  18. ^ "The Rentenmark Miracle, Gustavo H. B. Franco, page 16" (PDF). Archived from the original (PDF) on 2011-07-06. Retrieved 2010-01-12.
  19. ^ Born, Karl Erich (1987). "Luther, Hans". Neue Deutsche Biographie 15 [Online-Version]. pp. 544–547. Retrieved 20 September 2023.
  20. ^ Llewellyn, Jennifer; Thompson, Steve (26 September 2019). "The hyperinflation of 1923". Alpha History. Retrieved 23 September 2023.
  21. ^ Guttmann, William. (1975). The Great Inflation. Hants, UK: Saxon House. pp. 208–211. ISBN 978-0347000178.
  22. ^ a b Fergusson, Chapter 13
  23. ^ Pfleiderer, Otto (September 1979). "Two Types of Inflation, Two Types of Currency Reform: The German Currency Miracles of 1923 and 1948". Zeitschrift für die gesamte Staatswissenschaft / Journal of Institutional and Theoretical Economics. Mohr Siebeck GmbH & Co. 135 (3): 356. JSTOR 40750148 – via JSTOR.
  24. ^ Southern, David B. (March 1979). "The Revaluation Question in the Weimar Republic". The Journal of Modern History. 51 (1): D1031. doi:10.1086/242035. JSTOR 1878444. S2CID 144523809 – via JSTOR.
  25. ^ Swastika, Putri; Mirakhor, Abbas (2021). Applying Risk-Sharing Finance for Economic Development. Lessons from Germany. Berlin: Springer International. pp. 99, footnote 31. ISBN 978-3030826420.
  26. ^ Fergusson, Chapter 14
  27. ^ Fischer 2010, p. 83.
  28. ^ Fischer 2010, p. 84.
  29. ^ Fischer 2010, p. 87.
  30. ^ Friedrich 1928, p. 197.
  31. ^ RGZ III, 325
  32. ^ Fischer 2010, p. 89.
  33. ^ Friedrich 1928, pp. 196–197.
  34. ^ "World Hyperinflations | Steve H. Hanke and Nicholas Krus | Cato Institute: Working Paper". Cato.org. 15 August 2012. Archived from the original on 17 October 2012. Retrieved 15 October 2012.
  35. ^ "World Hyperinflations" (PDF). CNBC. 14 February 2011. Archived (PDF) from the original on 5 September 2013. Retrieved 13 July 2012.

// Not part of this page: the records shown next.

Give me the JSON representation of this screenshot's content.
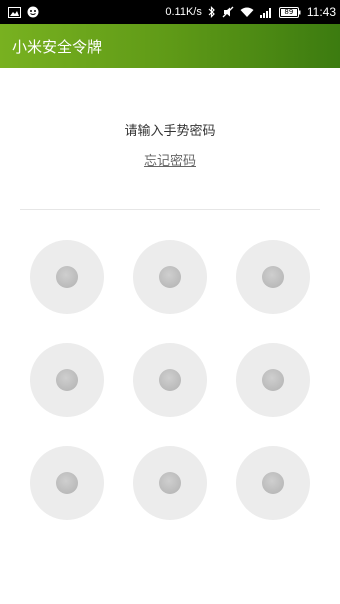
{
  "status_bar": {
    "network_speed": "0.11K/s",
    "battery_level": "89",
    "time": "11:43",
    "icons": [
      "image-icon",
      "notification-face-icon",
      "bluetooth-icon",
      "silent-icon",
      "wifi-icon",
      "signal-icon",
      "battery-icon"
    ]
  },
  "app_bar": {
    "title": "小米安全令牌",
    "gradient_colors": [
      "#78b120",
      "#3c7b10"
    ]
  },
  "lock": {
    "prompt": "请输入手势密码",
    "forgot_link": "忘记密码"
  },
  "pattern_grid": {
    "rows": 3,
    "cols": 3,
    "node_color": "#ececec",
    "dot_color": "#bdbdbd"
  }
}
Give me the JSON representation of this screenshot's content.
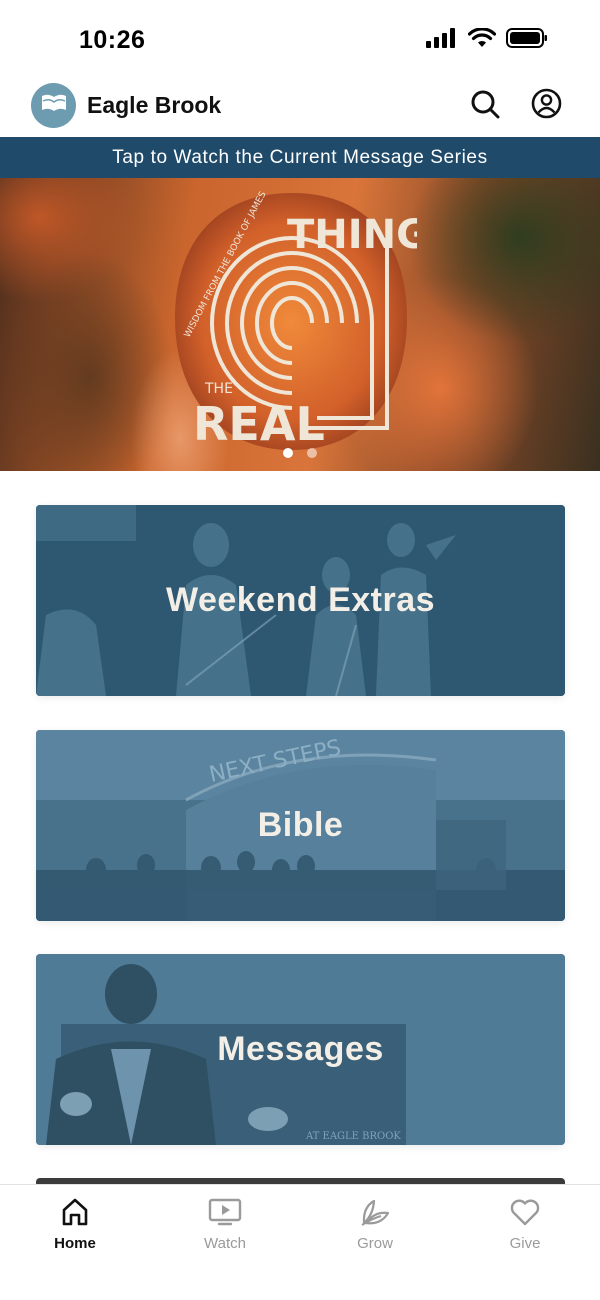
{
  "status_bar": {
    "time": "10:26"
  },
  "app": {
    "title": "Eagle Brook"
  },
  "banner": {
    "text": "Tap to Watch the Current Message Series"
  },
  "hero": {
    "series_title_top": "THING",
    "series_title_small": "THE",
    "series_title_bottom": "REAL",
    "series_subtitle": "WISDOM FROM THE BOOK OF JAMES",
    "page_count": 2,
    "active_page": 1
  },
  "cards": [
    {
      "label": "Weekend Extras"
    },
    {
      "label": "Bible",
      "background_text": "NEXT STEPS"
    },
    {
      "label": "Messages",
      "background_text": "AT EAGLE BROOK"
    }
  ],
  "tabs": [
    {
      "label": "Home",
      "icon": "home-icon",
      "active": true
    },
    {
      "label": "Watch",
      "icon": "play-screen-icon",
      "active": false
    },
    {
      "label": "Grow",
      "icon": "leaf-icon",
      "active": false
    },
    {
      "label": "Give",
      "icon": "heart-icon",
      "active": false
    }
  ],
  "colors": {
    "banner": "#1f4a6a",
    "logo": "#6d9bb0",
    "card_tint": "#2f5a74",
    "tab_active": "#111111",
    "tab_inactive": "#9a9a9a"
  }
}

  36. ^ Monetary Explanations of the Weimar Republic's Hyperinflation: Some Neglected Contributions in Contemporary German Literature, David E. W. Laidler & George W. Stadler, Journal of Money, Credit and Banking, vol. 30, pages 816, 818
  37. ^ Hoffmann, Sebastian; Walker, Stephen P. (2020). "Adapting to Crisis: Accounting Information Systems during the Weimar Hyperinflation". Business History Review. 94 (3): 593–625. doi:10.1017/S0007680520000550. hdl:20.500.11820/e7755750-6903-4ab9-aab2-da795ed70c25. ISSN 0007-6805. S2CID 225645243.

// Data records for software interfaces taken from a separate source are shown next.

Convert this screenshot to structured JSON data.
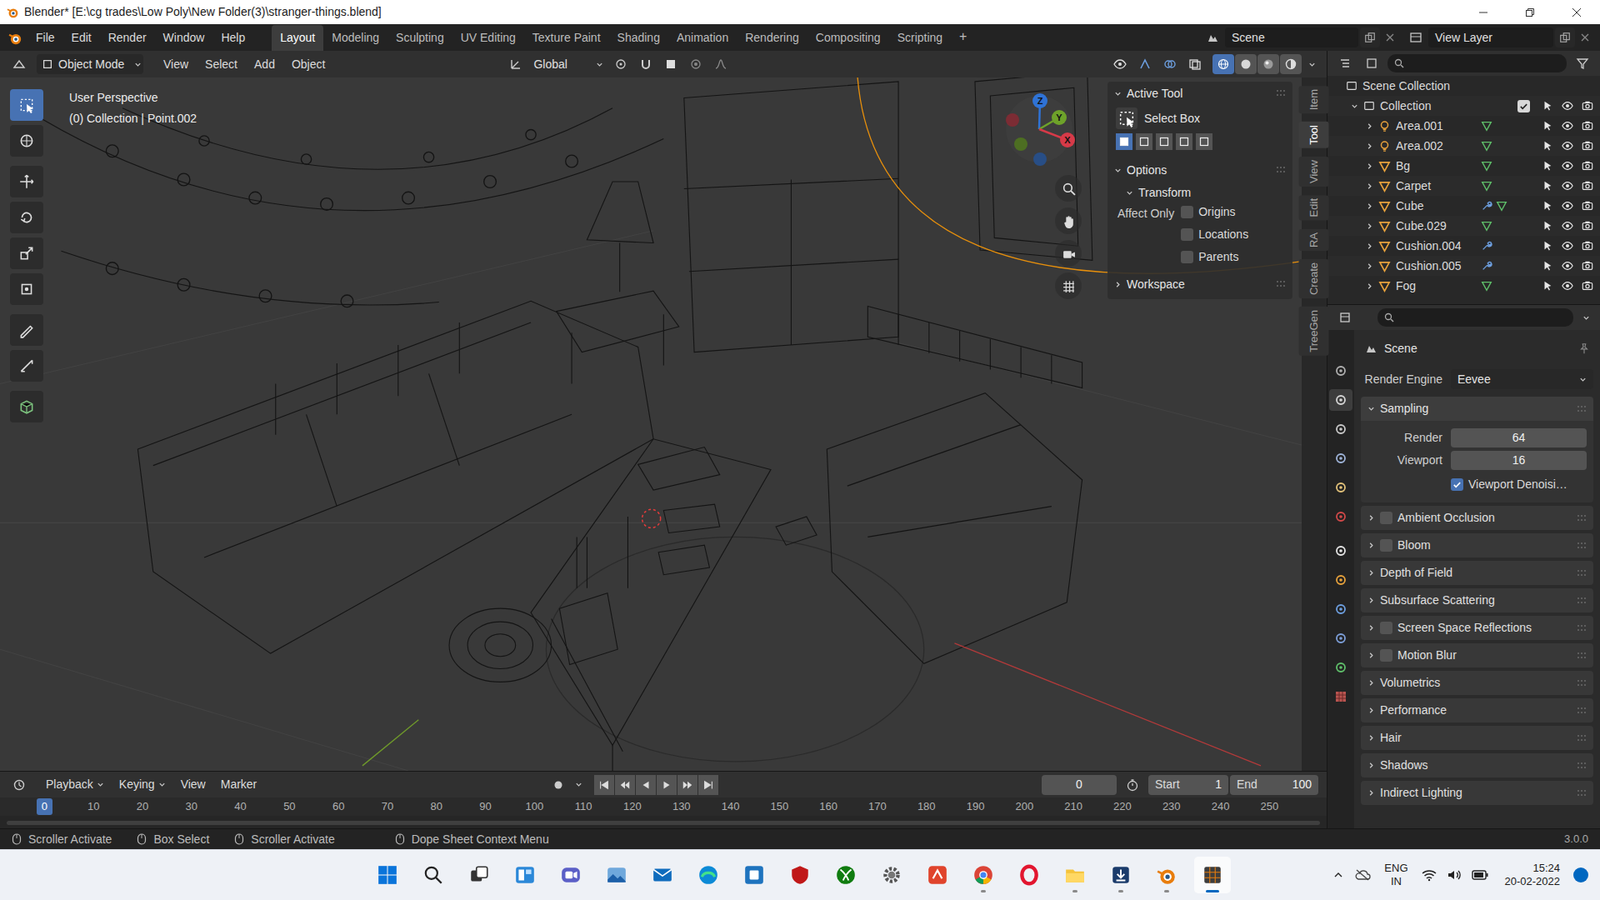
{
  "window": {
    "title": "Blender* [E:\\cg trades\\Low Poly\\New Folder(3)\\stranger-things.blend]"
  },
  "menu": [
    "File",
    "Edit",
    "Render",
    "Window",
    "Help"
  ],
  "workspaces": [
    {
      "label": "Layout",
      "selected": true
    },
    {
      "label": "Modeling",
      "selected": false
    },
    {
      "label": "Sculpting",
      "selected": false
    },
    {
      "label": "UV Editing",
      "selected": false
    },
    {
      "label": "Texture Paint",
      "selected": false
    },
    {
      "label": "Shading",
      "selected": false
    },
    {
      "label": "Animation",
      "selected": false
    },
    {
      "label": "Rendering",
      "selected": false
    },
    {
      "label": "Compositing",
      "selected": false
    },
    {
      "label": "Scripting",
      "selected": false
    }
  ],
  "add_workspace": "+",
  "scene": "Scene",
  "view_layer": "View Layer",
  "viewport_header": {
    "mode": "Object Mode",
    "menu": [
      "View",
      "Select",
      "Add",
      "Object"
    ],
    "orientation": "Global",
    "shading": [
      {
        "selected": true
      },
      {
        "selected": false
      },
      {
        "selected": false
      },
      {
        "selected": false
      }
    ]
  },
  "toolbar": [
    {
      "selected": true
    },
    {
      "selected": false
    },
    {
      "selected": false
    },
    {
      "selected": false
    },
    {
      "selected": false
    },
    {
      "selected": false
    },
    {
      "selected": false
    },
    {
      "selected": false
    },
    {
      "selected": false
    }
  ],
  "viewport": {
    "perspective": "User Perspective",
    "info": "(0) Collection | Point.002"
  },
  "gizmo": {
    "x": "X",
    "y": "Y",
    "z": "Z"
  },
  "sidebar_tabs": [
    {
      "label": "Item",
      "selected": false
    },
    {
      "label": "Tool",
      "selected": true
    },
    {
      "label": "View",
      "selected": false
    },
    {
      "label": "Edit",
      "selected": false
    },
    {
      "label": "RA",
      "selected": false
    },
    {
      "label": "Create",
      "selected": false
    },
    {
      "label": "TreeGen",
      "selected": false
    }
  ],
  "tool_panel": {
    "active_tool": "Active Tool",
    "tool": "Select Box",
    "modes": [
      {
        "selected": true
      },
      {
        "selected": false
      },
      {
        "selected": false
      },
      {
        "selected": false
      },
      {
        "selected": false
      }
    ],
    "options": "Options",
    "transform": "Transform",
    "affect_only": "Affect Only",
    "checkboxes": [
      {
        "label": "Origins",
        "checked": false
      },
      {
        "label": "Locations",
        "checked": false
      },
      {
        "label": "Parents",
        "checked": false
      }
    ],
    "workspace": "Workspace"
  },
  "outliner": {
    "root": "Scene Collection",
    "collection": {
      "label": "Collection",
      "checked": true
    },
    "items": [
      {
        "label": "Area.001",
        "kind": "light",
        "modifier": false,
        "data": true
      },
      {
        "label": "Area.002",
        "kind": "light",
        "modifier": false,
        "data": true
      },
      {
        "label": "Bg",
        "kind": "mesh",
        "modifier": false,
        "data": true
      },
      {
        "label": "Carpet",
        "kind": "mesh",
        "modifier": false,
        "data": true
      },
      {
        "label": "Cube",
        "kind": "mesh",
        "modifier": true,
        "data": true
      },
      {
        "label": "Cube.029",
        "kind": "mesh",
        "modifier": false,
        "data": true
      },
      {
        "label": "Cushion.004",
        "kind": "mesh",
        "modifier": true,
        "data": false
      },
      {
        "label": "Cushion.005",
        "kind": "mesh",
        "modifier": true,
        "data": false
      },
      {
        "label": "Fog",
        "kind": "mesh",
        "modifier": false,
        "data": true
      }
    ]
  },
  "properties": {
    "tabs": [
      {
        "selected": false
      },
      {
        "selected": true
      },
      {
        "selected": false
      },
      {
        "selected": false
      },
      {
        "selected": false
      },
      {
        "selected": false
      },
      {
        "selected": false
      },
      {
        "selected": false
      },
      {
        "selected": false
      },
      {
        "selected": false
      },
      {
        "selected": false
      },
      {
        "selected": false
      }
    ],
    "title": "Scene",
    "render_engine_label": "Render Engine",
    "render_engine": "Eevee",
    "sampling": "Sampling",
    "render_label": "Render",
    "render": "64",
    "viewport_label": "Viewport",
    "viewport": "16",
    "denoise": {
      "label": "Viewport Denoisi…",
      "checked": true
    },
    "panels": [
      {
        "label": "Ambient Occlusion",
        "kind": "toggle",
        "checked": false
      },
      {
        "label": "Bloom",
        "kind": "toggle",
        "checked": false
      },
      {
        "label": "Depth of Field",
        "kind": "plain"
      },
      {
        "label": "Subsurface Scattering",
        "kind": "plain"
      },
      {
        "label": "Screen Space Reflections",
        "kind": "toggle",
        "checked": false
      },
      {
        "label": "Motion Blur",
        "kind": "toggle",
        "checked": false
      },
      {
        "label": "Volumetrics",
        "kind": "plain"
      },
      {
        "label": "Performance",
        "kind": "plain"
      },
      {
        "label": "Hair",
        "kind": "plain"
      },
      {
        "label": "Shadows",
        "kind": "plain"
      },
      {
        "label": "Indirect Lighting",
        "kind": "plain"
      }
    ]
  },
  "timeline": {
    "menu": [
      "Playback",
      "Keying",
      "View",
      "Marker"
    ],
    "frame": "0",
    "start_label": "Start",
    "start": "1",
    "end_label": "End",
    "end": "100",
    "ruler": [
      {
        "label": "0",
        "selected": true
      },
      {
        "label": "10",
        "selected": false
      },
      {
        "label": "20",
        "selected": false
      },
      {
        "label": "30",
        "selected": false
      },
      {
        "label": "40",
        "selected": false
      },
      {
        "label": "50",
        "selected": false
      },
      {
        "label": "60",
        "selected": false
      },
      {
        "label": "70",
        "selected": false
      },
      {
        "label": "80",
        "selected": false
      },
      {
        "label": "90",
        "selected": false
      },
      {
        "label": "100",
        "selected": false
      },
      {
        "label": "110",
        "selected": false
      },
      {
        "label": "120",
        "selected": false
      },
      {
        "label": "130",
        "selected": false
      },
      {
        "label": "140",
        "selected": false
      },
      {
        "label": "150",
        "selected": false
      },
      {
        "label": "160",
        "selected": false
      },
      {
        "label": "170",
        "selected": false
      },
      {
        "label": "180",
        "selected": false
      },
      {
        "label": "190",
        "selected": false
      },
      {
        "label": "200",
        "selected": false
      },
      {
        "label": "210",
        "selected": false
      },
      {
        "label": "220",
        "selected": false
      },
      {
        "label": "230",
        "selected": false
      },
      {
        "label": "240",
        "selected": false
      },
      {
        "label": "250",
        "selected": false
      }
    ]
  },
  "status_bar": {
    "items": [
      "Scroller Activate",
      "Box Select",
      "Scroller Activate",
      "Dope Sheet Context Menu"
    ],
    "version": "3.0.0"
  },
  "taskbar": {
    "apps": [
      {
        "running": false,
        "active": false
      },
      {
        "running": false,
        "active": false
      },
      {
        "running": false,
        "active": false
      },
      {
        "running": false,
        "active": false
      },
      {
        "running": false,
        "active": false
      },
      {
        "running": false,
        "active": false
      },
      {
        "running": false,
        "active": false
      },
      {
        "running": false,
        "active": false
      },
      {
        "running": false,
        "active": false
      },
      {
        "running": false,
        "active": false
      },
      {
        "running": false,
        "active": false
      },
      {
        "running": false,
        "active": false
      },
      {
        "running": false,
        "active": false
      },
      {
        "running": true,
        "active": false
      },
      {
        "running": false,
        "active": false
      },
      {
        "running": true,
        "active": false
      },
      {
        "running": true,
        "active": false
      },
      {
        "running": true,
        "active": false
      },
      {
        "running": true,
        "active": true
      }
    ],
    "lang": "ENG",
    "region": "IN",
    "time": "15:24",
    "date": "20-02-2022"
  }
}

  38. ^ Greece bailout: What's the future of the euro?, Ben Quinn, Christian Science Monitor, 28 March 2010
  39. ^ Haffert, Lukas; Redeker, Nils; Rommel, Tobias (2021). "Misremembering Weimar: Hyperinflation, the Great Depression, and German collective economic memory". Economics & Politics. 33 (3): 664–686. doi:10.1111/ecpo.12182. ISSN 1468-0343. S2CID 233631576.
  40. ^ Americans With Marks Out of Luck, Cable and Associated Press, Los Angeles Times, 15 Nov 1924
  41. ^ Parsson; Dying of Money; pp. 116–117
  42. ^ a b Fergusson; When Money Dies; p. 254

General and cited sources[edit]

External links[edit]